> [RECORDS TO USE]
═══
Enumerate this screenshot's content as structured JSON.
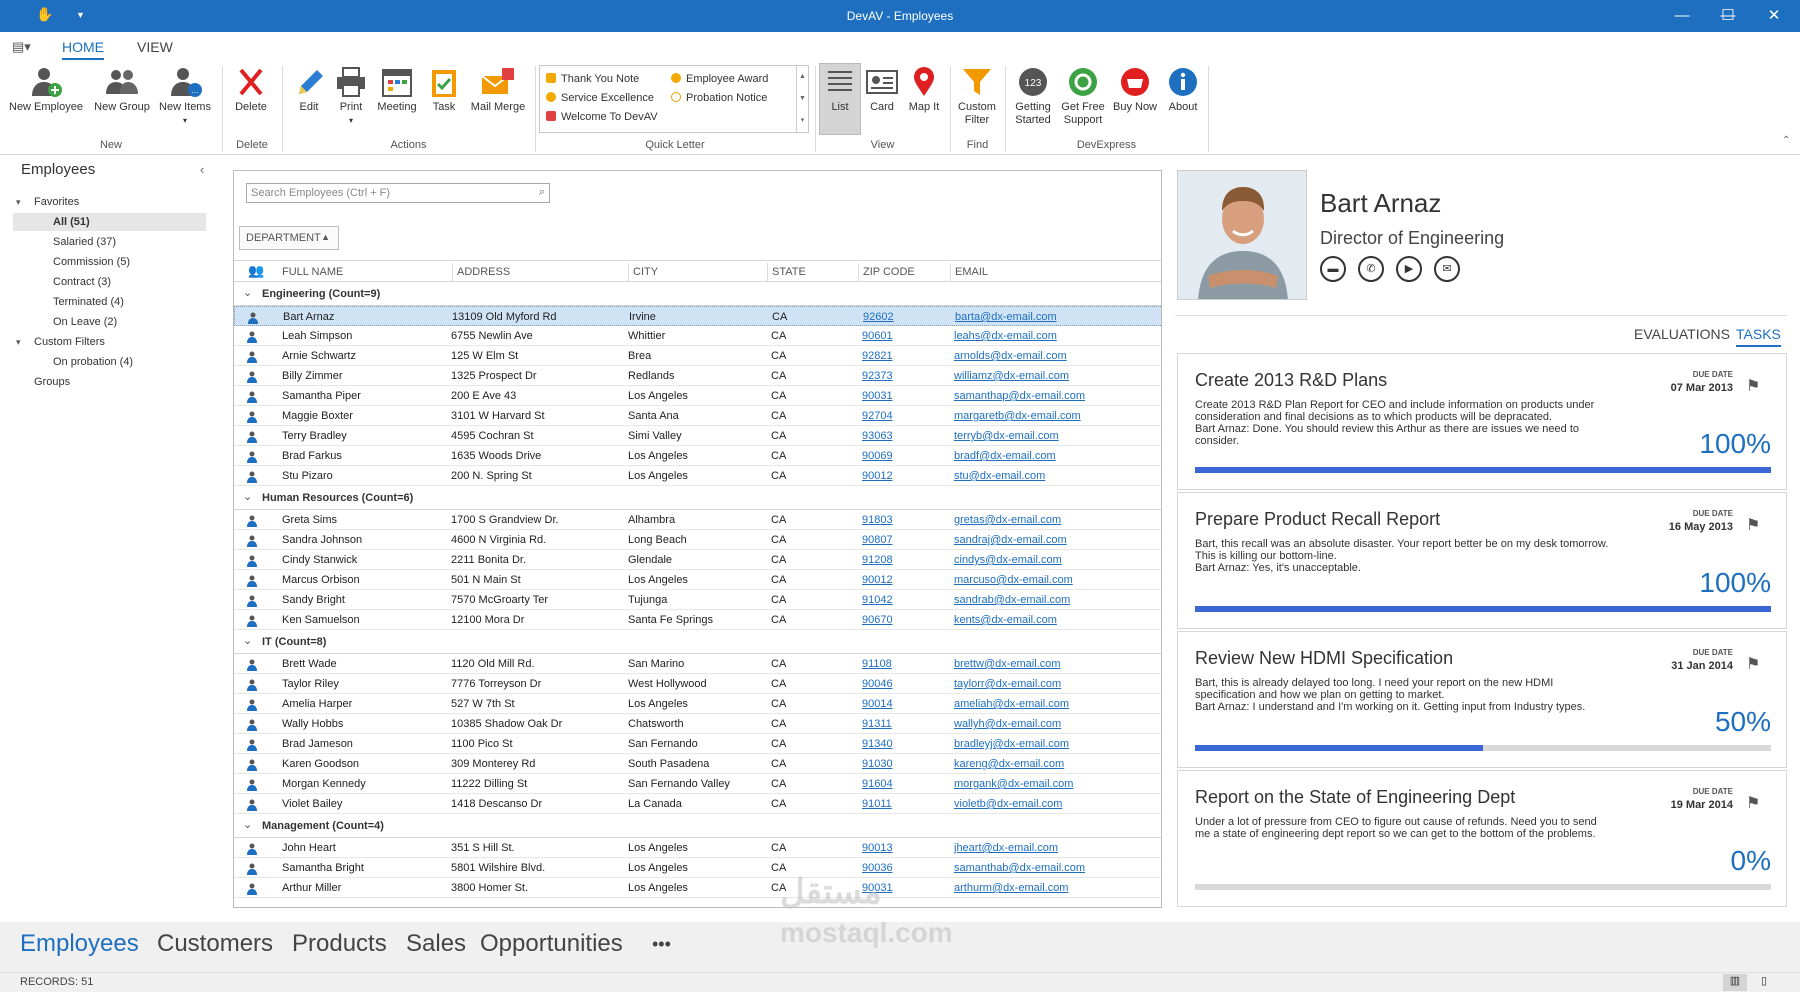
{
  "window": {
    "title": "DevAV - Employees"
  },
  "ribbon_tabs": [
    "HOME",
    "VIEW"
  ],
  "ribbon": {
    "new_employee": "New Employee",
    "new_group": "New Group",
    "new_items": "New Items",
    "grp_new": "New",
    "delete": "Delete",
    "grp_delete": "Delete",
    "edit": "Edit",
    "print": "Print",
    "meeting": "Meeting",
    "task": "Task",
    "mail_merge": "Mail Merge",
    "grp_actions": "Actions",
    "quick_letter": [
      "Thank You Note",
      "Service Excellence",
      "Welcome To DevAV",
      "Employee Award",
      "Probation Notice"
    ],
    "grp_quick_letter": "Quick Letter",
    "list": "List",
    "card": "Card",
    "map_it": "Map It",
    "grp_view": "View",
    "custom_filter_1": "Custom",
    "custom_filter_2": "Filter",
    "grp_find": "Find",
    "getting_started_1": "Getting",
    "getting_started_2": "Started",
    "free_support_1": "Get Free",
    "free_support_2": "Support",
    "buy_now": "Buy Now",
    "about": "About",
    "grp_devexpress": "DevExpress",
    "icon_123": "123"
  },
  "nav": {
    "header": "Employees",
    "favorites": "Favorites",
    "items": [
      "All (51)",
      "Salaried (37)",
      "Commission (5)",
      "Contract (3)",
      "Terminated (4)",
      "On Leave (2)"
    ],
    "custom_filters": "Custom Filters",
    "cf_items": [
      "On probation  (4)"
    ],
    "groups": "Groups"
  },
  "grid": {
    "search_placeholder": "Search Employees (Ctrl + F)",
    "group_by": "DEPARTMENT",
    "columns": [
      "FULL NAME",
      "ADDRESS",
      "CITY",
      "STATE",
      "ZIP CODE",
      "EMAIL"
    ],
    "groups": [
      {
        "title": "Engineering (Count=9)",
        "rows": [
          [
            "Bart Arnaz",
            "13109 Old Myford Rd",
            "Irvine",
            "CA",
            "92602",
            "barta@dx-email.com"
          ],
          [
            "Leah Simpson",
            "6755 Newlin Ave",
            "Whittier",
            "CA",
            "90601",
            "leahs@dx-email.com"
          ],
          [
            "Arnie Schwartz",
            "125 W Elm St",
            "Brea",
            "CA",
            "92821",
            "arnolds@dx-email.com"
          ],
          [
            "Billy Zimmer",
            "1325 Prospect Dr",
            "Redlands",
            "CA",
            "92373",
            "williamz@dx-email.com"
          ],
          [
            "Samantha Piper",
            "200 E Ave 43",
            "Los Angeles",
            "CA",
            "90031",
            "samanthap@dx-email.com"
          ],
          [
            "Maggie Boxter",
            "3101 W Harvard St",
            "Santa Ana",
            "CA",
            "92704",
            "margaretb@dx-email.com"
          ],
          [
            "Terry Bradley",
            "4595 Cochran St",
            "Simi Valley",
            "CA",
            "93063",
            "terryb@dx-email.com"
          ],
          [
            "Brad Farkus",
            "1635 Woods Drive",
            "Los Angeles",
            "CA",
            "90069",
            "bradf@dx-email.com"
          ],
          [
            "Stu Pizaro",
            "200 N. Spring St",
            "Los Angeles",
            "CA",
            "90012",
            "stu@dx-email.com"
          ]
        ]
      },
      {
        "title": "Human Resources (Count=6)",
        "rows": [
          [
            "Greta Sims",
            "1700 S Grandview Dr.",
            "Alhambra",
            "CA",
            "91803",
            "gretas@dx-email.com"
          ],
          [
            "Sandra Johnson",
            "4600 N Virginia Rd.",
            "Long Beach",
            "CA",
            "90807",
            "sandraj@dx-email.com"
          ],
          [
            "Cindy Stanwick",
            "2211 Bonita Dr.",
            "Glendale",
            "CA",
            "91208",
            "cindys@dx-email.com"
          ],
          [
            "Marcus Orbison",
            "501 N Main St",
            "Los Angeles",
            "CA",
            "90012",
            "marcuso@dx-email.com"
          ],
          [
            "Sandy Bright",
            "7570 McGroarty Ter",
            "Tujunga",
            "CA",
            "91042",
            "sandrab@dx-email.com"
          ],
          [
            "Ken Samuelson",
            "12100 Mora Dr",
            "Santa Fe Springs",
            "CA",
            "90670",
            "kents@dx-email.com"
          ]
        ]
      },
      {
        "title": "IT (Count=8)",
        "rows": [
          [
            "Brett Wade",
            "1120 Old Mill Rd.",
            "San Marino",
            "CA",
            "91108",
            "brettw@dx-email.com"
          ],
          [
            "Taylor Riley",
            "7776 Torreyson Dr",
            "West Hollywood",
            "CA",
            "90046",
            "taylorr@dx-email.com"
          ],
          [
            "Amelia Harper",
            "527 W 7th St",
            "Los Angeles",
            "CA",
            "90014",
            "ameliah@dx-email.com"
          ],
          [
            "Wally Hobbs",
            "10385 Shadow Oak Dr",
            "Chatsworth",
            "CA",
            "91311",
            "wallyh@dx-email.com"
          ],
          [
            "Brad Jameson",
            "1100 Pico St",
            "San Fernando",
            "CA",
            "91340",
            "bradleyj@dx-email.com"
          ],
          [
            "Karen Goodson",
            "309 Monterey Rd",
            "South Pasadena",
            "CA",
            "91030",
            "kareng@dx-email.com"
          ],
          [
            "Morgan Kennedy",
            "11222 Dilling St",
            "San Fernando Valley",
            "CA",
            "91604",
            "morgank@dx-email.com"
          ],
          [
            "Violet Bailey",
            "1418 Descanso Dr",
            "La Canada",
            "CA",
            "91011",
            "violetb@dx-email.com"
          ]
        ]
      },
      {
        "title": "Management (Count=4)",
        "rows": [
          [
            "John Heart",
            "351 S Hill St.",
            "Los Angeles",
            "CA",
            "90013",
            "jheart@dx-email.com"
          ],
          [
            "Samantha Bright",
            "5801 Wilshire Blvd.",
            "Los Angeles",
            "CA",
            "90036",
            "samanthab@dx-email.com"
          ],
          [
            "Arthur Miller",
            "3800 Homer St.",
            "Los Angeles",
            "CA",
            "90031",
            "arthurm@dx-email.com"
          ]
        ]
      }
    ]
  },
  "detail": {
    "name": "Bart Arnaz",
    "title": "Director of Engineering",
    "tabs": [
      "EVALUATIONS",
      "TASKS"
    ],
    "tasks": [
      {
        "title": "Create 2013 R&D Plans",
        "desc": "Create 2013 R&D Plan Report for CEO and include information on products under consideration and final decisions as to which products will be depracated.",
        "comment": "Bart Arnaz: Done. You should review this Arthur as there are issues we need to consider.",
        "due_label": "DUE DATE",
        "due": "07 Mar 2013",
        "pct": "100%",
        "progress": 1.0
      },
      {
        "title": "Prepare Product Recall Report",
        "desc": "Bart, this recall was an absolute disaster. Your report better be on my desk tomorrow. This is killing our bottom-line.",
        "comment": "Bart Arnaz: Yes, it's unacceptable.",
        "due_label": "DUE DATE",
        "due": "16 May 2013",
        "pct": "100%",
        "progress": 1.0
      },
      {
        "title": "Review New HDMI Specification",
        "desc": "Bart, this is already delayed too long. I need your report on the new HDMI specification and how we plan on getting to market.",
        "comment": "Bart Arnaz: I understand and I'm working on it. Getting input from Industry types.",
        "due_label": "DUE DATE",
        "due": "31 Jan 2014",
        "pct": "50%",
        "progress": 0.5
      },
      {
        "title": "Report on the State of Engineering Dept",
        "desc": "Under a lot of pressure from CEO to figure out cause of refunds. Need you to send me a state of engineering dept report so we can get to the bottom of the problems.",
        "comment": "",
        "due_label": "DUE DATE",
        "due": "19 Mar 2014",
        "pct": "0%",
        "progress": 0.0
      }
    ]
  },
  "modules": [
    "Employees",
    "Customers",
    "Products",
    "Sales",
    "Opportunities",
    "•••"
  ],
  "status": {
    "records": "RECORDS: 51"
  },
  "watermark": {
    "logo": "مستقل",
    "url": "mostaql.com"
  },
  "colors": {
    "accent": "#1e6fc0",
    "progress": "#3a66d6"
  }
}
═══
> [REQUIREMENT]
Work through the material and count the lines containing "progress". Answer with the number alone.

> [ANSWER TO THE PROBLEM]
5